WHAT YOU ARE ASKED TO DO: Go through the listing below and return each line that includes "peel".
========
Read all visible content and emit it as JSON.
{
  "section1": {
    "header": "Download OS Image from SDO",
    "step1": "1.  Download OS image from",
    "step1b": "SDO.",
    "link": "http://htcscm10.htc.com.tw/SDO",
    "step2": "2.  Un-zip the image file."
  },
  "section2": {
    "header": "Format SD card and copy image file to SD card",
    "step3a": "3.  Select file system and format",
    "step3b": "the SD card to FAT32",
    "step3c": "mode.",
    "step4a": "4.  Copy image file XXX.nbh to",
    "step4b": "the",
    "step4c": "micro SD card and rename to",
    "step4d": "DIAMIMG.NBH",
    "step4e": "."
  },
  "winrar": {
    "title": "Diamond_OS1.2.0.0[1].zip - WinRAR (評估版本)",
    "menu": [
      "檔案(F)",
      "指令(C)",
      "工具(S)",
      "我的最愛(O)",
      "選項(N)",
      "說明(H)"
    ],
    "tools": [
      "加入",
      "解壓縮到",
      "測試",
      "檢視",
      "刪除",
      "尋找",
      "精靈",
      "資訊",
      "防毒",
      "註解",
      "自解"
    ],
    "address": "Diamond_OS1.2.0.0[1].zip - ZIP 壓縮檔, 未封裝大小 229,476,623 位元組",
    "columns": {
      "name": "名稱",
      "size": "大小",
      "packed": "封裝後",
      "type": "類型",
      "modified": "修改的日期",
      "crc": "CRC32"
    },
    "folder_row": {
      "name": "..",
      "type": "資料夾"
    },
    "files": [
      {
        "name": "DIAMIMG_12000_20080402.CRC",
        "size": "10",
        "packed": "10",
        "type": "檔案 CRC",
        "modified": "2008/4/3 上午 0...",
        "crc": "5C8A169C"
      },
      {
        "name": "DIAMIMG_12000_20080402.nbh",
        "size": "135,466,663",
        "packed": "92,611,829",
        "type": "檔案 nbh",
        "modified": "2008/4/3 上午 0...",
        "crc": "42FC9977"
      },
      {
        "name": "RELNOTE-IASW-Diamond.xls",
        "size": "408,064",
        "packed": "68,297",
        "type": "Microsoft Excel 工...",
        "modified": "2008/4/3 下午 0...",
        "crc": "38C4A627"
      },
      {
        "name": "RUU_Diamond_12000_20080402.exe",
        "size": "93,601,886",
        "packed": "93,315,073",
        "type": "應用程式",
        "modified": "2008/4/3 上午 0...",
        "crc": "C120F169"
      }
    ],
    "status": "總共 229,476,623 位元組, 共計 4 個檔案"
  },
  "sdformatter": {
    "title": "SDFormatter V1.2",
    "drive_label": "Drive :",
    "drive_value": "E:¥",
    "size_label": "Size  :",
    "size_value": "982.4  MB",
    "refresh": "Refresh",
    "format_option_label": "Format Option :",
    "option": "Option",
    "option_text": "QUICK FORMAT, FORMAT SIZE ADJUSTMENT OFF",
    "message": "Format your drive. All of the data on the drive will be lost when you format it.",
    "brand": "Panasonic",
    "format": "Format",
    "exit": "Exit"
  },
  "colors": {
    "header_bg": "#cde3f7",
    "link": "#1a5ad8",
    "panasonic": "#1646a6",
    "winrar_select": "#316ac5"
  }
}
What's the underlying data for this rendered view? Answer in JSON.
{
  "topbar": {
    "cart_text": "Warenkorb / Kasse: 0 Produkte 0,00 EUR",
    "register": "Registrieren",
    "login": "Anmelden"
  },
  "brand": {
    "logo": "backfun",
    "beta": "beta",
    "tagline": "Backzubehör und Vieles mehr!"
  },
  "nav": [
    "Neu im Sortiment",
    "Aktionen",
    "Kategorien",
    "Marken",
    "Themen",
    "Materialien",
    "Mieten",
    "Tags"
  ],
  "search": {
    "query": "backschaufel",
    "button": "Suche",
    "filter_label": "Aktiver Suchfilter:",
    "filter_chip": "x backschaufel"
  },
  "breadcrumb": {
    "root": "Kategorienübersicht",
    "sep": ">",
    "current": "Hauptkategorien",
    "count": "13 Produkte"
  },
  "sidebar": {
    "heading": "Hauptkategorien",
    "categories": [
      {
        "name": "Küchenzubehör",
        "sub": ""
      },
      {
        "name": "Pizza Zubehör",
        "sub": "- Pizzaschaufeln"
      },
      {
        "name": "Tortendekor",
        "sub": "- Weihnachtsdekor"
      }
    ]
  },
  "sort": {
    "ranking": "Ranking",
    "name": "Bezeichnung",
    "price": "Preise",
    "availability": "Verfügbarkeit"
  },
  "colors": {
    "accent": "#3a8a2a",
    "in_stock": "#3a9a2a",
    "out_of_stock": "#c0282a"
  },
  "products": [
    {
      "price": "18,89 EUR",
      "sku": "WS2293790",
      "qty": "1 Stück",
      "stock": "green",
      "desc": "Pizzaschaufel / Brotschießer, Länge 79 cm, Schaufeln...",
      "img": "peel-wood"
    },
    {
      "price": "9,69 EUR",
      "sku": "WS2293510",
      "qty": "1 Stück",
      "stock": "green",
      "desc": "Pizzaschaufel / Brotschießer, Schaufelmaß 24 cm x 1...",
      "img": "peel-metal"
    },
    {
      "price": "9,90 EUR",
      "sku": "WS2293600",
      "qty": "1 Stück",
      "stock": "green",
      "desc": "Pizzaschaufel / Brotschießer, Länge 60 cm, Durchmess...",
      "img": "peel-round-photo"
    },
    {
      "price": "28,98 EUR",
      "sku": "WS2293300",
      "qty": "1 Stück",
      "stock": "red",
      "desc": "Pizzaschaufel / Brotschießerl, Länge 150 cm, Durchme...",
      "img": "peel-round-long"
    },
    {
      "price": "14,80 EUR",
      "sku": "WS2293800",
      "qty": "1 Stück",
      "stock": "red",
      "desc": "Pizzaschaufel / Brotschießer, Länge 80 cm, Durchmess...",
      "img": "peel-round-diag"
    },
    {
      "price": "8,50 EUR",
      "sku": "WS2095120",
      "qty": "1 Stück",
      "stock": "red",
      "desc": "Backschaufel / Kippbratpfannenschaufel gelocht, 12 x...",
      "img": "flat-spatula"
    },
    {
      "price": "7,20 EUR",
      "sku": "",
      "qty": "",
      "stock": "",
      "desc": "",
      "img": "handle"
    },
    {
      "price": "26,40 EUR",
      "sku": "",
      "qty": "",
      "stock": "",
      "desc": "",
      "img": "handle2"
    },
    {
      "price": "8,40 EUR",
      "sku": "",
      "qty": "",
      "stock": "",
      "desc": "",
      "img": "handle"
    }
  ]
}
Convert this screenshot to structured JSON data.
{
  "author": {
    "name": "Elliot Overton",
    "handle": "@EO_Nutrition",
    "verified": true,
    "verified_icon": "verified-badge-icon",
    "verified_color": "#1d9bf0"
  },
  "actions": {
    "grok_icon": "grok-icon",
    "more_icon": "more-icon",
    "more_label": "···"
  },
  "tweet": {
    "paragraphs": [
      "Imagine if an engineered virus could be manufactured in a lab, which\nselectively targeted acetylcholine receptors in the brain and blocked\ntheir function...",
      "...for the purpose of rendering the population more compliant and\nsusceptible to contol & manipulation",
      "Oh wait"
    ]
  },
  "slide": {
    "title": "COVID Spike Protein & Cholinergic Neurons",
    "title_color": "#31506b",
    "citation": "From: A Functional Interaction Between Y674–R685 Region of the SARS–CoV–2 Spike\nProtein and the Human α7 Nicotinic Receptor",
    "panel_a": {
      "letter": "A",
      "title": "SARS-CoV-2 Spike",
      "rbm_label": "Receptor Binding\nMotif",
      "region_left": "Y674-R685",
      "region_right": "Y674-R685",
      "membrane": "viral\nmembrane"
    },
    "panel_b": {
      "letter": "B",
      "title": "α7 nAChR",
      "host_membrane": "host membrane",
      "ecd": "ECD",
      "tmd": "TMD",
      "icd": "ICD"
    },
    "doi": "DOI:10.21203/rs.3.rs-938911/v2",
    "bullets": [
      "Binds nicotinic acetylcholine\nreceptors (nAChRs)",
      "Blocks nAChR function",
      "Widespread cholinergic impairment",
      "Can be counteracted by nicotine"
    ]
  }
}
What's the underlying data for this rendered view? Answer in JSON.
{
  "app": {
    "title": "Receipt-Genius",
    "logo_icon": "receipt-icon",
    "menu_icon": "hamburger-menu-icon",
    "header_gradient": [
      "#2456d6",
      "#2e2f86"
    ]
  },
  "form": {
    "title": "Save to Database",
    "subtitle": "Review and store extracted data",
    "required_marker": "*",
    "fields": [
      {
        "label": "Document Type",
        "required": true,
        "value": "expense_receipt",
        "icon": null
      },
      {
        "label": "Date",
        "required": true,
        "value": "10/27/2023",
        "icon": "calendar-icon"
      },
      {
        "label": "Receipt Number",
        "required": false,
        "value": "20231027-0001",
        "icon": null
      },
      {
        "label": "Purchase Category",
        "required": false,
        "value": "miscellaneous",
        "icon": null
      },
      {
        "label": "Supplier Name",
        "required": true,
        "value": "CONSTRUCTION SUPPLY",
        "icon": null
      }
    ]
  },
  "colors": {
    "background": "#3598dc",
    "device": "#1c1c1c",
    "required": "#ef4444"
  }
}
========
ANSWER TO THIS TASK:
      "img": "peel-wood"
      "img": "peel-metal"
      "img": "peel-round-photo"
      "img": "peel-round-long"
      "img": "peel-round-diag"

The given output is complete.